EHMA Conference 2013

    EONS Board Member Françoise Charnay-Sonnek attended the recent congress of the European Health Management Association (EHMA). Here is her write-up of the event.

    The 2013 EHMA congress explored different ways of providing health services that are better, quicker and delivered at a lower cost - a real challenge in these times of financial and economic constraint. During the three days of the congress, the collective aim of delegates was to be creative by using this period of austerity as an impulse to review our practice and to do better with our existing resources.

    Fundamental questions need to be asked:

    • How do health services respond to a higher demand for health care with reduced funding?
    • How can services be improved (such as adopting better quality and safety procedures)?
    • How do we deliver services more quickly, e.g. by reducing waiting lists?
    • How can we do all this when budgets are squeezed by the demands to make our organizations leaner and more efficient?

    To achieve the aim of better health services at lower cost requires high standards of professionalism at all levels, in a patient-centered organisation that is demand-driven rather than supply-driven. Health services must be centred upon a realistic and feasible health policy based on continuous evaluation and a fine balance between competition (continuous improvement) and collaboration must be struck. Above all, primary care must be boosted.

    Several managerial practices from the world of industry, such as focused management and lean management, were discussed. The principles of focused management are based on doing more with existing resources and not fewer resources. The manager is not an optimizer wanting to make the best possible decisions but a satisfier making good enough decisions with the resources he has at his disposal. He focuses on one part of a system, identifying the constraints and finding solution with simple tools, cutting garbage time (Boaz Ronen).

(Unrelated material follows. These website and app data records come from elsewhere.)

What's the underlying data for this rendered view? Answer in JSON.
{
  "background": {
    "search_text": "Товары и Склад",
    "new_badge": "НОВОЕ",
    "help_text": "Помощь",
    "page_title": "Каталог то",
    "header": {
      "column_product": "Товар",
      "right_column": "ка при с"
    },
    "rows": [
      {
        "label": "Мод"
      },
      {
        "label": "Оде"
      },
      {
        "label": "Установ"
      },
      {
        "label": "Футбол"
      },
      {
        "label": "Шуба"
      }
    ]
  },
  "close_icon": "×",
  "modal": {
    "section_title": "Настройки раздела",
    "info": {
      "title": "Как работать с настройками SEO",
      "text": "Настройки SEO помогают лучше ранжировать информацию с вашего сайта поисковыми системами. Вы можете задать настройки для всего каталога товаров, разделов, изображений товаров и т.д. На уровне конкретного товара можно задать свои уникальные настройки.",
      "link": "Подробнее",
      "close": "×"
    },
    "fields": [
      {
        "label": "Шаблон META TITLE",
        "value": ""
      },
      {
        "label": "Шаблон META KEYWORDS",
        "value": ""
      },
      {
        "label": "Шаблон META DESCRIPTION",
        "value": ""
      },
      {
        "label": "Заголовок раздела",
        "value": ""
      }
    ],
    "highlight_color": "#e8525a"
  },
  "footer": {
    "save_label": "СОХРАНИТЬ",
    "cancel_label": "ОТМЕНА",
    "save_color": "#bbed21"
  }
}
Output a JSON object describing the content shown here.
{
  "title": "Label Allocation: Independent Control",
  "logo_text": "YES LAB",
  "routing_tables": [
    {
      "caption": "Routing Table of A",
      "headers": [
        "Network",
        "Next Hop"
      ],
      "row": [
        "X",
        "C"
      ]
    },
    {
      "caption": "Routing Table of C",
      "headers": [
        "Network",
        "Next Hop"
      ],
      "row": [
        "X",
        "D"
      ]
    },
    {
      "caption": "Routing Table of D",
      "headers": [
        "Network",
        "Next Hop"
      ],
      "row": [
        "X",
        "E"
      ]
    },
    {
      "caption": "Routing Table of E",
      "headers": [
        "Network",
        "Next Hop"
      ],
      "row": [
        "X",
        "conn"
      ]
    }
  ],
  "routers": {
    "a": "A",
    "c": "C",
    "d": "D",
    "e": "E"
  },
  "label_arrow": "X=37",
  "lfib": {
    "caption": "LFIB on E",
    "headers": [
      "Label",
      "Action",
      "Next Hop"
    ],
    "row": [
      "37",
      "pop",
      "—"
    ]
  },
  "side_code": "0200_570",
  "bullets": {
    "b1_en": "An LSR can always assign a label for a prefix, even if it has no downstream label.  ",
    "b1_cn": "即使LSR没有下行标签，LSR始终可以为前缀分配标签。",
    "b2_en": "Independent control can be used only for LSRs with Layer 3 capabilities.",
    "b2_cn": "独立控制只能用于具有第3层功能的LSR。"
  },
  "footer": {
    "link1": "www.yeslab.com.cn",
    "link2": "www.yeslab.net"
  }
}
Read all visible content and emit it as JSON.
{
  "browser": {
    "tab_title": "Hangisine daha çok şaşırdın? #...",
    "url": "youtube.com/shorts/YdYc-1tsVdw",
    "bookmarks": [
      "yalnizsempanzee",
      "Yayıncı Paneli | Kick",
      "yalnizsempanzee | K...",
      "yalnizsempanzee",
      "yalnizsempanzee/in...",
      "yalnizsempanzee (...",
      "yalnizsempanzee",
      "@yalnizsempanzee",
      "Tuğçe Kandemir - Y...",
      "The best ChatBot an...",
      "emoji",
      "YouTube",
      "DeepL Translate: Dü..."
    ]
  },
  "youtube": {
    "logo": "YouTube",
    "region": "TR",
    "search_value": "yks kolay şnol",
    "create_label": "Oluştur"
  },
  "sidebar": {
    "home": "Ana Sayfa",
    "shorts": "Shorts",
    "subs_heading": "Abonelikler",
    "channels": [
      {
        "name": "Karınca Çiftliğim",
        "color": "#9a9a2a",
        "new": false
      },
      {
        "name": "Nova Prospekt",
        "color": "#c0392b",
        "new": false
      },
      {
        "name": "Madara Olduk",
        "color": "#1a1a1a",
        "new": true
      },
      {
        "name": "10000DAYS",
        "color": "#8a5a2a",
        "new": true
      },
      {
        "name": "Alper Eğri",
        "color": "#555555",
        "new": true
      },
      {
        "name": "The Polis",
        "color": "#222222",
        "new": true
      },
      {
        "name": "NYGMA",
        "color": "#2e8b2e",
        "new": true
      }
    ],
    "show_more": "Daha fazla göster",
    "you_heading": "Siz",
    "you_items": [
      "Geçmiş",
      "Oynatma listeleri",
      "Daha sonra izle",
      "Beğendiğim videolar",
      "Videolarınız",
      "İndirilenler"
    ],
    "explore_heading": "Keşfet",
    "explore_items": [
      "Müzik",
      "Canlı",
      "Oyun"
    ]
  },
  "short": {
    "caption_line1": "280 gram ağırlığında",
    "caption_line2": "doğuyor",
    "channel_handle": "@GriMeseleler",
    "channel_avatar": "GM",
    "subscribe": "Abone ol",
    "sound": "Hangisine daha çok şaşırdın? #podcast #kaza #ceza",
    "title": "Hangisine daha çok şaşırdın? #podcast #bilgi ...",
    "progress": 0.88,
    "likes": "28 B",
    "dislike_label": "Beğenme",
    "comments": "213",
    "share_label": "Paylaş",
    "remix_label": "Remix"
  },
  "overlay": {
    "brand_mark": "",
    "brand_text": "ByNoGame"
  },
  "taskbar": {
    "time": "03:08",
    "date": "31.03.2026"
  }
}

    Lean management does not just mean reducing waste, such as long waiting times for patients. It is much more about changing the organisation’s culture and involving all the professionals in this process, maximizing their potential and empowering them to do their jobs more effectively (Paul Button, Luigi Marroni).

    The use of an action-learning pedagogic approach to develop managers’ resilience was also very interesting. Indeed, to support its senior leaders within this challenging context, NHS London commissioned a programme of Action Learning, its aim to provide rapid and responsive leadership development, designed to enhance resilience. The results of this programme were very convincing (Elaine Clark).

    Also discussed was the need to place the patient at the centre of the care he receives, in a sense to put him in control of the treatment process.

    The congress also emphasised the role of nurses as nurse practitioners. The need to respond more effectively to the higher demands of health care, particularly in the context of physician numbers, requires the delegation of more medical tasks to nurses, reinforcing the important role of nurse practitioners. This was proposed in different presentations as a sustainable solution, offering a great deal of value added in terms of patient satisfaction, access to care and reduced waiting times.

    In terms of health policy, Nick Fahy, EU consultant, and Mrs Paola Testori-Coggi, DG SANCO, clearly indicated that the EU commission will have a greater influence on future health programmes within the EU member states through the European Semester (the annual cycle of economic policy coordination). Health is a pan-European issue, because a healthy population and a sustainable health system are vital for economic growth.

    EPAAC - the European partnership against cancer - was a DG SANCO project that aimed to develop a European cancer policy centred around cancer promotion and prevention, screening, integrated care, research, cancer data and information, and national cancer control plans. The work package 7 was concerned with cancer care and focused on guideline development, palliative care and pediatric oncology. Now EPAAC will conclude this year and introduce “Cancer Control”. Cancer control projects should now be more of a platform for the definition of topics, the organisation of debate sessions and the preparation of position papers.

    In conclusion: there are solutions available to practitioners: now is the time to put those solutions into practice!